## Work task
Retype every entry exactly, down to the last character.

Items from an interface collection

________________

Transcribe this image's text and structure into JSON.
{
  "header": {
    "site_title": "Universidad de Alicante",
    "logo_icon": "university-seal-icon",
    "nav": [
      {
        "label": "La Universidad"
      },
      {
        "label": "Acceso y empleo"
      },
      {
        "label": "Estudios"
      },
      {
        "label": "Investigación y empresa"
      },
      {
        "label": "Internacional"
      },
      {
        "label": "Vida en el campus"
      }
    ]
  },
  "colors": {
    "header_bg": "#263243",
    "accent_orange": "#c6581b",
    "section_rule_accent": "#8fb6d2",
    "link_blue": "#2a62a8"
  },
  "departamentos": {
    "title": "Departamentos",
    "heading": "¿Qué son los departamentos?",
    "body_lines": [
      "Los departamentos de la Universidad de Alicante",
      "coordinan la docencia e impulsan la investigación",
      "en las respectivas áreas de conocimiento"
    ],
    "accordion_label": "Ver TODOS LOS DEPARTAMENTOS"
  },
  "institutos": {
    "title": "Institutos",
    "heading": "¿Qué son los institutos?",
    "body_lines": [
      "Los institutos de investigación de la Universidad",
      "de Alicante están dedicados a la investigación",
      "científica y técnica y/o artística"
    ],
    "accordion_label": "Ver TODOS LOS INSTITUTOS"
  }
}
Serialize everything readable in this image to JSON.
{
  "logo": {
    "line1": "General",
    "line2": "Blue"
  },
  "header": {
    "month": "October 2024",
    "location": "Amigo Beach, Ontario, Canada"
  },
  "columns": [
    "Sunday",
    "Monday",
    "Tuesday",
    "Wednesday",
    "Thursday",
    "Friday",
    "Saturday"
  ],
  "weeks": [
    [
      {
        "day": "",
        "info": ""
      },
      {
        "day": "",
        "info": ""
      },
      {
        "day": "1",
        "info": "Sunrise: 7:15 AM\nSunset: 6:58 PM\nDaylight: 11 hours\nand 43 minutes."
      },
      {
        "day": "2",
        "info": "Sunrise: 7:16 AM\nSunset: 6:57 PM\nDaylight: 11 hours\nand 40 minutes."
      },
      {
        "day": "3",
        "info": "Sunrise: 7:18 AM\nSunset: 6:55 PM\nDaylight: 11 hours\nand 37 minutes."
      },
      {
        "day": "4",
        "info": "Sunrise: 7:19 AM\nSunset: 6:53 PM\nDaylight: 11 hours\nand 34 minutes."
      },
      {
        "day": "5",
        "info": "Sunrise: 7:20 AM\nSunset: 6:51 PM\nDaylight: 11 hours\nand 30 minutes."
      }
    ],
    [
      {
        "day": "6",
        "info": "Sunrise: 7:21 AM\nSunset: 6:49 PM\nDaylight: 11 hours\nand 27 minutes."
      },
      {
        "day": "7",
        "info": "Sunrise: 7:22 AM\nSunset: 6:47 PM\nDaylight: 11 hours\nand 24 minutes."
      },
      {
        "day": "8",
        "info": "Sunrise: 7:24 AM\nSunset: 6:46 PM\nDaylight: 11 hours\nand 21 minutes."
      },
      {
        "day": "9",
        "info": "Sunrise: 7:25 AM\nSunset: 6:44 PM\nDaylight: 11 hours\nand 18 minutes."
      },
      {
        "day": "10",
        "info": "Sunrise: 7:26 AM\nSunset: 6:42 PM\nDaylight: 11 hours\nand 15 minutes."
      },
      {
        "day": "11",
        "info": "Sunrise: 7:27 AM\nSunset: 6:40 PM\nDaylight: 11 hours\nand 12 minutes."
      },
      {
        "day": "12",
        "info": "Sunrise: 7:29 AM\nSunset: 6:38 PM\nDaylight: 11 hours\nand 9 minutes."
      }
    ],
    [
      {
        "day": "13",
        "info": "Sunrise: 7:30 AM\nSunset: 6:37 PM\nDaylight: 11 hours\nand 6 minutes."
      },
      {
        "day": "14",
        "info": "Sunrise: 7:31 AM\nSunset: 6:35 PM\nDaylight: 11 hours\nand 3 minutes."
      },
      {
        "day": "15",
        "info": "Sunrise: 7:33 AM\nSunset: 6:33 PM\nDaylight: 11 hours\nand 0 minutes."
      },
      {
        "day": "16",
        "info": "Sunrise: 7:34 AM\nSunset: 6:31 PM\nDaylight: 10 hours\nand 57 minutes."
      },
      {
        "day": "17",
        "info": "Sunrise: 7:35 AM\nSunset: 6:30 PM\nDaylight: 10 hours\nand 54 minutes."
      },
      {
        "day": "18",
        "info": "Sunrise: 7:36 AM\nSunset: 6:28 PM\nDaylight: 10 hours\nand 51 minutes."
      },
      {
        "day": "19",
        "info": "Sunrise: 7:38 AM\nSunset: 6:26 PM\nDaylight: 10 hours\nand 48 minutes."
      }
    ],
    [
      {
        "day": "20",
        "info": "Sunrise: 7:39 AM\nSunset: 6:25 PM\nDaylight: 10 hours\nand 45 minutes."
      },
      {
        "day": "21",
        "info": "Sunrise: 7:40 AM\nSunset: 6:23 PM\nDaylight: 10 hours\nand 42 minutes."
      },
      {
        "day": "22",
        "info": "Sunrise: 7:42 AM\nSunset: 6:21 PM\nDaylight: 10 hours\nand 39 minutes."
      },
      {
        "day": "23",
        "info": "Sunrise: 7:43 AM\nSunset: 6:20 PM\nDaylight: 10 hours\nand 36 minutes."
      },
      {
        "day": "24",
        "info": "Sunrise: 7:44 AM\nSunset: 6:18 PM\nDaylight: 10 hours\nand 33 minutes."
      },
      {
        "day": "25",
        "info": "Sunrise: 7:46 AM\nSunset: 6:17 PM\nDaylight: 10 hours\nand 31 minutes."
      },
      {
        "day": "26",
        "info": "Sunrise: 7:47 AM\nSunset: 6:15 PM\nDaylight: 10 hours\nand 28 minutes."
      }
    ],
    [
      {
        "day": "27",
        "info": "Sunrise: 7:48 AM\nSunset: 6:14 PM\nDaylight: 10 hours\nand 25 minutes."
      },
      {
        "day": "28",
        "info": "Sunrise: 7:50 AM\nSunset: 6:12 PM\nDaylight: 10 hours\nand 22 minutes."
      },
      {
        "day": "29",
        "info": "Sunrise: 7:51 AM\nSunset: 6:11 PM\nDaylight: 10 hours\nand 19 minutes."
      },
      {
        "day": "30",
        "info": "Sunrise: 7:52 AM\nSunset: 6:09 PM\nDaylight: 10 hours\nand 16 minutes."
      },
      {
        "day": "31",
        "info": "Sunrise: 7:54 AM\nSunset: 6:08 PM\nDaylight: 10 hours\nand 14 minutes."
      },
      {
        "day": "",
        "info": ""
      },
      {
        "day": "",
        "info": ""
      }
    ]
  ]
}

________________

## Completed task
Transcribe this image's text and structure into JSON.
{
  "header": {
    "site_title": "Universidad de Alicante",
    "logo_icon": "university-seal-icon",
    "nav": [
      {
        "label": "La Universidad"
      },
      {
        "label": "Acceso y empleo"
      },
      {
        "label": "Estudios"
      },
      {
        "label": "Investigación y empresa"
      },
      {
        "label": "Internacional"
      },
      {
        "label": "Vida en el campus"
      }
    ]
  },
  "colors": {
    "header_bg": "#263243",
    "accent_orange": "#c6581b",
    "section_rule_accent": "#8fb6d2",
    "link_blue": "#2a62a8"
  },
  "departamentos": {
    "title": "Departamentos",
    "heading": "¿Qué son los departamentos?",
    "body_lines": [
      "Los departamentos de la Universidad de Alicante",
      "coordinan la docencia e impulsan la investigación",
      "en las respectivas áreas de conocimiento"
    ],
    "accordion_label": "Ver TODOS LOS DEPARTAMENTOS"
  },
  "institutos": {
    "title": "Institutos",
    "heading": "¿Qué son los institutos?",
    "body_lines": [
      "Los institutos de investigación de la Universidad",
      "de Alicante están dedicados a la investigación",
      "científica y técnica y/o artística"
    ],
    "accordion_label": "Ver TODOS LOS INSTITUTOS"
  }
}
Serialize everything readable in this image to JSON.
{
  "logo": {
    "line1": "General",
    "line2": "Blue"
  },
  "header": {
    "month": "October 2024",
    "location": "Amigo Beach, Ontario, Canada"
  },
  "columns": [
    "Sunday",
    "Monday",
    "Tuesday",
    "Wednesday",
    "Thursday",
    "Friday",
    "Saturday"
  ],
  "weeks": [
    [
      {
        "day": "",
        "info": ""
      },
      {
        "day": "",
        "info": ""
      },
      {
        "day": "1",
        "info": "Sunrise: 7:15 AM\nSunset: 6:58 PM\nDaylight: 11 hours\nand 43 minutes."
      },
      {
        "day": "2",
        "info": "Sunrise: 7:16 AM\nSunset: 6:57 PM\nDaylight: 11 hours\nand 40 minutes."
      },
      {
        "day": "3",
        "info": "Sunrise: 7:18 AM\nSunset: 6:55 PM\nDaylight: 11 hours\nand 37 minutes."
      },
      {
        "day": "4",
        "info": "Sunrise: 7:19 AM\nSunset: 6:53 PM\nDaylight: 11 hours\nand 34 minutes."
      },
      {
        "day": "5",
        "info": "Sunrise: 7:20 AM\nSunset: 6:51 PM\nDaylight: 11 hours\nand 30 minutes."
      }
    ],
    [
      {
        "day": "6",
        "info": "Sunrise: 7:21 AM\nSunset: 6:49 PM\nDaylight: 11 hours\nand 27 minutes."
      },
      {
        "day": "7",
        "info": "Sunrise: 7:22 AM\nSunset: 6:47 PM\nDaylight: 11 hours\nand 24 minutes."
      },
      {
        "day": "8",
        "info": "Sunrise: 7:24 AM\nSunset: 6:46 PM\nDaylight: 11 hours\nand 21 minutes."
      },
      {
        "day": "9",
        "info": "Sunrise: 7:25 AM\nSunset: 6:44 PM\nDaylight: 11 hours\nand 18 minutes."
      },
      {
        "day": "10",
        "info": "Sunrise: 7:26 AM\nSunset: 6:42 PM\nDaylight: 11 hours\nand 15 minutes."
      },
      {
        "day": "11",
        "info": "Sunrise: 7:27 AM\nSunset: 6:40 PM\nDaylight: 11 hours\nand 12 minutes."
      },
      {
        "day": "12",
        "info": "Sunrise: 7:29 AM\nSunset: 6:38 PM\nDaylight: 11 hours\nand 9 minutes."
      }
    ],
    [
      {
        "day": "13",
        "info": "Sunrise: 7:30 AM\nSunset: 6:37 PM\nDaylight: 11 hours\nand 6 minutes."
      },
      {
        "day": "14",
        "info": "Sunrise: 7:31 AM\nSunset: 6:35 PM\nDaylight: 11 hours\nand 3 minutes."
      },
      {
        "day": "15",
        "info": "Sunrise: 7:33 AM\nSunset: 6:33 PM\nDaylight: 11 hours\nand 0 minutes."
      },
      {
        "day": "16",
        "info": "Sunrise: 7:34 AM\nSunset: 6:31 PM\nDaylight: 10 hours\nand 57 minutes."
      },
      {
        "day": "17",
        "info": "Sunrise: 7:35 AM\nSunset: 6:30 PM\nDaylight: 10 hours\nand 54 minutes."
      },
      {
        "day": "18",
        "info": "Sunrise: 7:36 AM\nSunset: 6:28 PM\nDaylight: 10 hours\nand 51 minutes."
      },
      {
        "day": "19",
        "info": "Sunrise: 7:38 AM\nSunset: 6:26 PM\nDaylight: 10 hours\nand 48 minutes."
      }
    ],
    [
      {
        "day": "20",
        "info": "Sunrise: 7:39 AM\nSunset: 6:25 PM\nDaylight: 10 hours\nand 45 minutes."
      },
      {
        "day": "21",
        "info": "Sunrise: 7:40 AM\nSunset: 6:23 PM\nDaylight: 10 hours\nand 42 minutes."
      },
      {
        "day": "22",
        "info": "Sunrise: 7:42 AM\nSunset: 6:21 PM\nDaylight: 10 hours\nand 39 minutes."
      },
      {
        "day": "23",
        "info": "Sunrise: 7:43 AM\nSunset: 6:20 PM\nDaylight: 10 hours\nand 36 minutes."
      },
      {
        "day": "24",
        "info": "Sunrise: 7:44 AM\nSunset: 6:18 PM\nDaylight: 10 hours\nand 33 minutes."
      },
      {
        "day": "25",
        "info": "Sunrise: 7:46 AM\nSunset: 6:17 PM\nDaylight: 10 hours\nand 31 minutes."
      },
      {
        "day": "26",
        "info": "Sunrise: 7:47 AM\nSunset: 6:15 PM\nDaylight: 10 hours\nand 28 minutes."
      }
    ],
    [
      {
        "day": "27",
        "info": "Sunrise: 7:48 AM\nSunset: 6:14 PM\nDaylight: 10 hours\nand 25 minutes."
      },
      {
        "day": "28",
        "info": "Sunrise: 7:50 AM\nSunset: 6:12 PM\nDaylight: 10 hours\nand 22 minutes."
      },
      {
        "day": "29",
        "info": "Sunrise: 7:51 AM\nSunset: 6:11 PM\nDaylight: 10 hours\nand 19 minutes."
      },
      {
        "day": "30",
        "info": "Sunrise: 7:52 AM\nSunset: 6:09 PM\nDaylight: 10 hours\nand 16 minutes."
      },
      {
        "day": "31",
        "info": "Sunrise: 7:54 AM\nSunset: 6:08 PM\nDaylight: 10 hours\nand 14 minutes."
      },
      {
        "day": "",
        "info": ""
      },
      {
        "day": "",
        "info": ""
      }
    ]
  ]
}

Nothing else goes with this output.